Problem description: Copy out the data in full and exactly, passing over the pictures.

Data to process:
━━━━━━━━━━━━━━━━━━━━
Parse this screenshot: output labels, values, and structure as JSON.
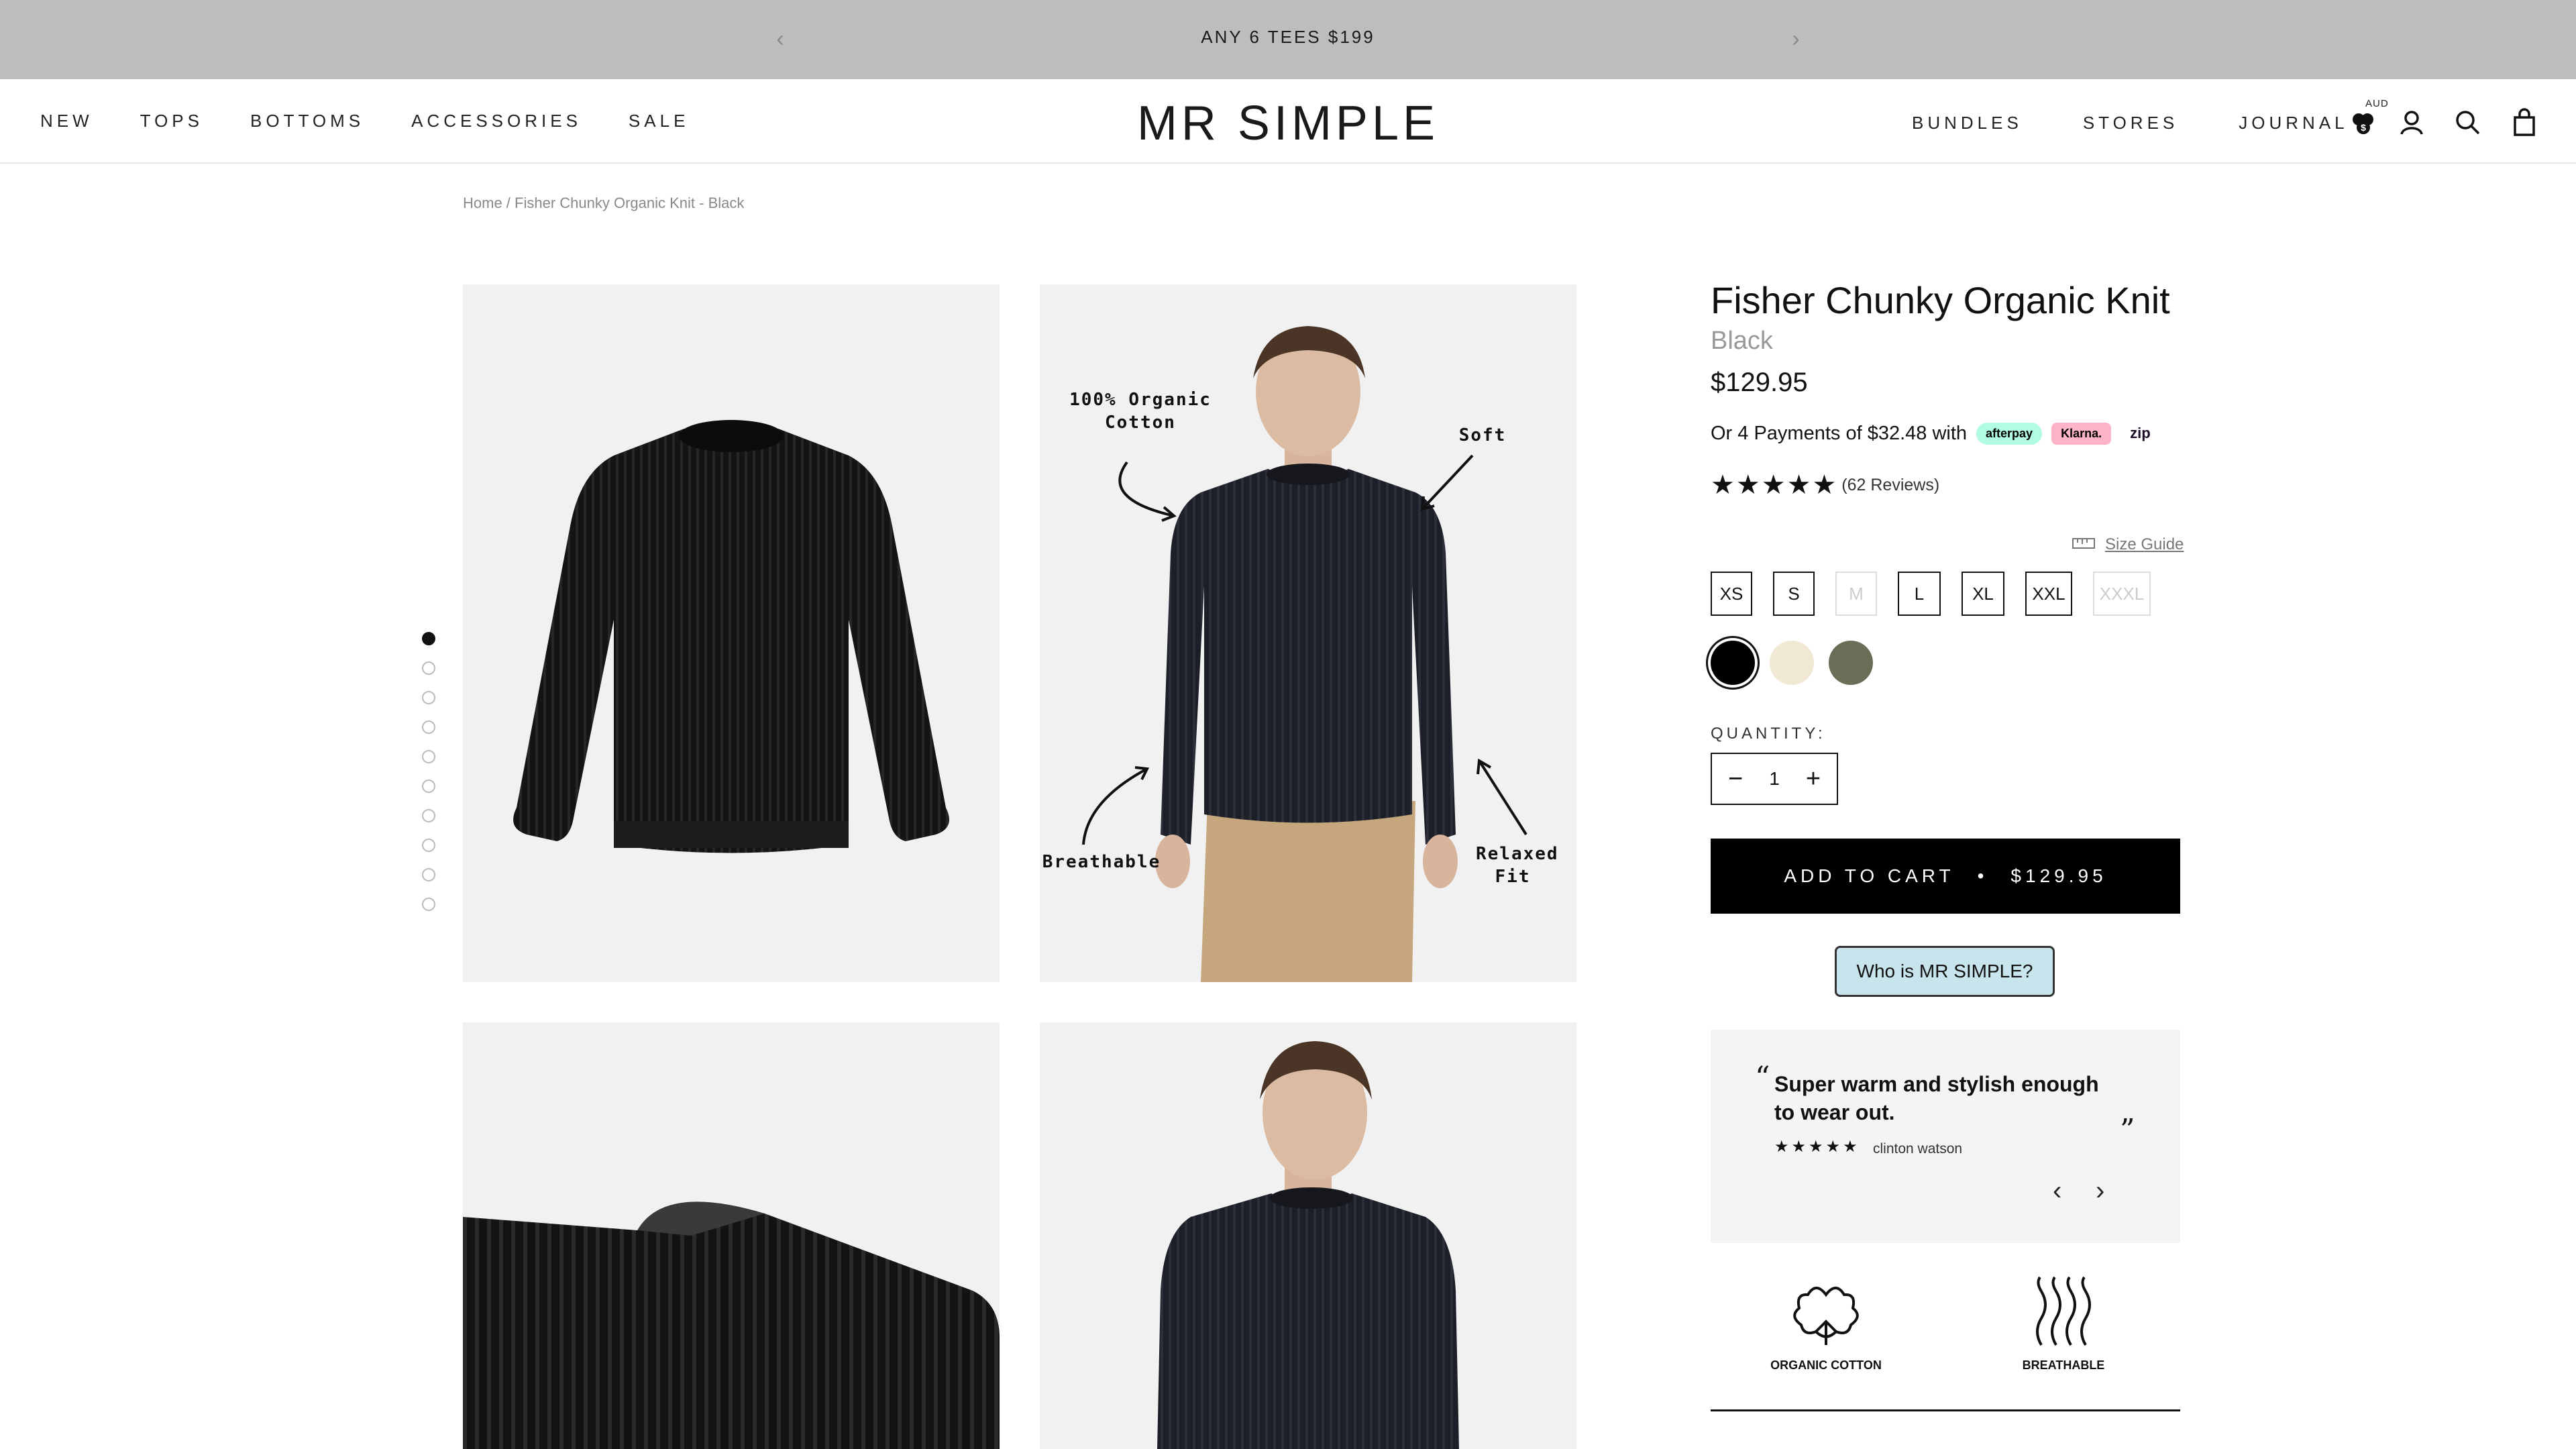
{
  "announcement": {
    "text": "ANY 6 TEES $199",
    "prev_icon": "chevron-left-icon",
    "next_icon": "chevron-right-icon"
  },
  "header": {
    "nav_left": [
      "NEW",
      "TOPS",
      "BOTTOMS",
      "ACCESSORIES",
      "SALE"
    ],
    "logo": "MR SIMPLE",
    "nav_right": [
      "BUNDLES",
      "STORES",
      "JOURNAL"
    ],
    "currency": "AUD",
    "icons": [
      "currency-icon",
      "account-icon",
      "search-icon",
      "cart-icon"
    ]
  },
  "breadcrumb": {
    "home": "Home",
    "separator": " / ",
    "current": "Fisher Chunky Organic Knit - Black"
  },
  "gallery": {
    "dots_total": 10,
    "dots_active_index": 0,
    "annotations": {
      "cotton": "100% Organic Cotton",
      "soft": "Soft",
      "breathable": "Breathable",
      "relaxed": "Relaxed Fit"
    }
  },
  "product": {
    "title": "Fisher Chunky Organic Knit",
    "color": "Black",
    "price": "$129.95",
    "payments_text": "Or 4 Payments of $32.48 with",
    "payment_providers": [
      "afterpay",
      "Klarna.",
      "zip"
    ],
    "rating": 4.5,
    "stars": "★★★★★",
    "reviews": "(62 Reviews)",
    "size_guide": "Size Guide",
    "sizes": [
      {
        "label": "XS",
        "available": true
      },
      {
        "label": "S",
        "available": true
      },
      {
        "label": "M",
        "available": false
      },
      {
        "label": "L",
        "available": true
      },
      {
        "label": "XL",
        "available": true
      },
      {
        "label": "XXL",
        "available": true
      },
      {
        "label": "XXXL",
        "available": false
      }
    ],
    "swatches": [
      {
        "name": "black",
        "color": "#000000",
        "selected": true
      },
      {
        "name": "cream",
        "color": "#f1e8d3",
        "selected": false
      },
      {
        "name": "olive",
        "color": "#6b6d57",
        "selected": false
      }
    ],
    "quantity_label": "QUANTITY:",
    "quantity": "1",
    "add_to_cart": "ADD TO CART",
    "bullet": "•",
    "cart_price": "$129.95",
    "who_button": "Who is MR SIMPLE?"
  },
  "review": {
    "quote": "Super warm and stylish enough to wear out.",
    "open_quote": "“",
    "close_quote": "”",
    "stars": "★★★★★",
    "author": "clinton watson"
  },
  "features": [
    {
      "icon": "cotton-flower-icon",
      "label": "ORGANIC COTTON"
    },
    {
      "icon": "breathable-waves-icon",
      "label": "BREATHABLE"
    }
  ]
}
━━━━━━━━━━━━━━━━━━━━
Task solution:
Parse this screenshot: output labels, values, and structure as JSON.
{
  "announcement": {
    "text": "ANY 6 TEES $199",
    "prev_icon": "chevron-left-icon",
    "next_icon": "chevron-right-icon"
  },
  "header": {
    "nav_left": [
      "NEW",
      "TOPS",
      "BOTTOMS",
      "ACCESSORIES",
      "SALE"
    ],
    "logo": "MR SIMPLE",
    "nav_right": [
      "BUNDLES",
      "STORES",
      "JOURNAL"
    ],
    "currency": "AUD",
    "icons": [
      "currency-icon",
      "account-icon",
      "search-icon",
      "cart-icon"
    ]
  },
  "breadcrumb": {
    "home": "Home",
    "separator": " / ",
    "current": "Fisher Chunky Organic Knit - Black"
  },
  "gallery": {
    "dots_total": 10,
    "dots_active_index": 0,
    "annotations": {
      "cotton": "100% Organic Cotton",
      "soft": "Soft",
      "breathable": "Breathable",
      "relaxed": "Relaxed Fit"
    }
  },
  "product": {
    "title": "Fisher Chunky Organic Knit",
    "color": "Black",
    "price": "$129.95",
    "payments_text": "Or 4 Payments of $32.48 with",
    "payment_providers": [
      "afterpay",
      "Klarna.",
      "zip"
    ],
    "rating": 4.5,
    "stars": "★★★★★",
    "reviews": "(62 Reviews)",
    "size_guide": "Size Guide",
    "sizes": [
      {
        "label": "XS",
        "available": true
      },
      {
        "label": "S",
        "available": true
      },
      {
        "label": "M",
        "available": false
      },
      {
        "label": "L",
        "available": true
      },
      {
        "label": "XL",
        "available": true
      },
      {
        "label": "XXL",
        "available": true
      },
      {
        "label": "XXXL",
        "available": false
      }
    ],
    "swatches": [
      {
        "name": "black",
        "color": "#000000",
        "selected": true
      },
      {
        "name": "cream",
        "color": "#f1e8d3",
        "selected": false
      },
      {
        "name": "olive",
        "color": "#6b6d57",
        "selected": false
      }
    ],
    "quantity_label": "QUANTITY:",
    "quantity": "1",
    "add_to_cart": "ADD TO CART",
    "bullet": "•",
    "cart_price": "$129.95",
    "who_button": "Who is MR SIMPLE?"
  },
  "review": {
    "quote": "Super warm and stylish enough to wear out.",
    "open_quote": "“",
    "close_quote": "”",
    "stars": "★★★★★",
    "author": "clinton watson"
  },
  "features": [
    {
      "icon": "cotton-flower-icon",
      "label": "ORGANIC COTTON"
    },
    {
      "icon": "breathable-waves-icon",
      "label": "BREATHABLE"
    }
  ]
}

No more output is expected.